Eight Things to Consider if a Tenant Abandons Your Rental

Property abandonment is a rare but complex issue that, if mishandled, can get a landlord in legal trouble.

So, let’s look at the key things to consider if a tenant abandons your rental without notice.

Sign the agreement The Concept of Legal Procedure and Litigation.

What is abandonment?

When a tenant leaves a rental before the end of their contract (usually without notifying the landlord), it’s called abandonment.

If a landlord suspects their tenant has ‘done a runner’, then it’s important that they follow these tips.

Talk to an expert

If you think you’re dealing with tenancy abandonment, speak to a professional (your letting agent or lawyer) about next steps. Many well-intentioned landlords slip up because they don’t understand the law.

Don’t act impulsively

If a tenant is late with their rent and doesn’t respond to your calls and emails, you can’t just let yourself into the property to see what’s going on. By law, you must give notice of an inspection, and the tenant needs to agree to the visit.

Keep an open mind

Don’t jump to conclusions. The tenant may have slipped away to avoid rental or repair bills. Or they may have been in an accident or had a family bereavement and intend to return.

Be thorough

Write to the tenant at any contact addresses you have for them (last known address, next of kin, etc.). Ask them to confirm in writing that they’ve moved out. Speak to neighbours, local authorities and anyone else who could shed some light.


Keep a note of your attempts to track down your tenant. It’s vital to have evidence to demonstrate you’ve made a concerted effort to find them.

Accessing the property

You can enter the property without tenant approval in some circumstances. You can act if there are signs of abandonment (for example, unpaid rent, no possessions at the property) and safety concerns (such as a gas leak, flood or fire).

Take a witness

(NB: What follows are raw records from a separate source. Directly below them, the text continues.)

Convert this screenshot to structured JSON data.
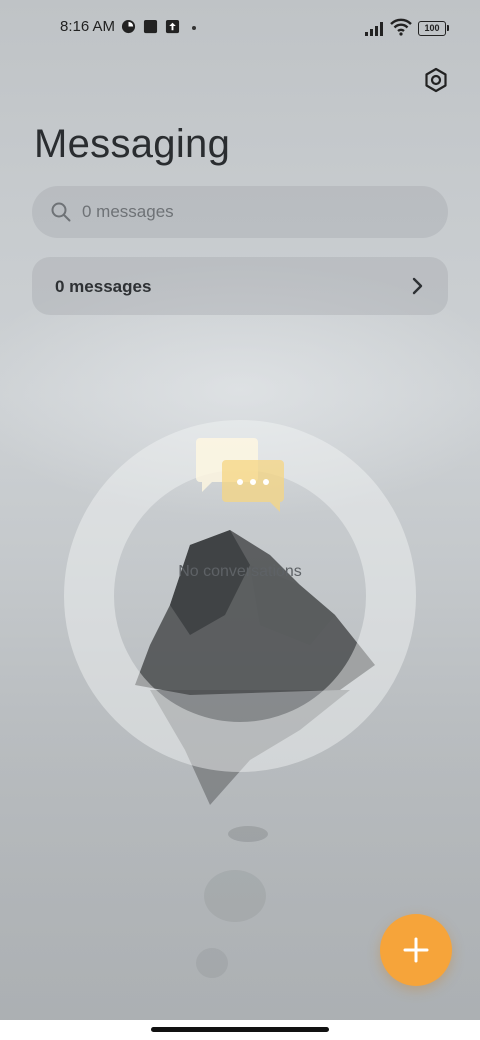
{
  "status_bar": {
    "time": "8:16 AM",
    "battery": "100",
    "icons": [
      "app-notification-icon",
      "square-notification-icon",
      "upload-notification-icon",
      "signal-icon",
      "wifi-icon",
      "battery-icon"
    ]
  },
  "header": {
    "title": "Messaging",
    "settings_icon": "settings-hexagon-icon"
  },
  "search": {
    "placeholder": "0 messages",
    "icon": "search-icon"
  },
  "messages_row": {
    "label": "0 messages",
    "icon": "chevron-right-icon"
  },
  "empty_state": {
    "text": "No conversations",
    "icon": "chat-bubbles-icon"
  },
  "fab": {
    "icon": "plus-icon",
    "color": "#f6a43a"
  },
  "colors": {
    "accent": "#f6a43a",
    "title": "#2a2d30"
  }
}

If you go into the rental to address a safety issue, take a witness and leave an abandonment notice explaining that you intend to change the locks. (Contact us before you take this step, as there’s a lot of detail here to consider.)

Notice of abandonment

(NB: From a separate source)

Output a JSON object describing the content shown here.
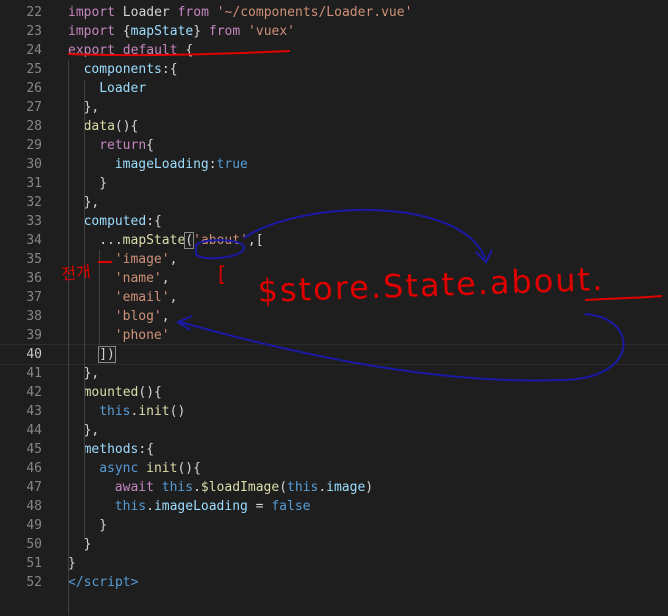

Before you can regain possession, you need to demonstrate that you’ve made exhaustive efforts to contact the tenant. There are rules regarding how many notices of abandonment you must serve and how much time you give a tenant to respond. Speak to a lawyer or letting agent before you go down this route.

As you can see, there are many facets to managing tenancy abandonment. The above guide is an overview of key issues but does not constitute legal advice.

To ensure you follow the law and avoid any messy legal comeback, get a professional to guide you through the process.

For help managing your rental, contact us here at Newton Fallowell Bourne today.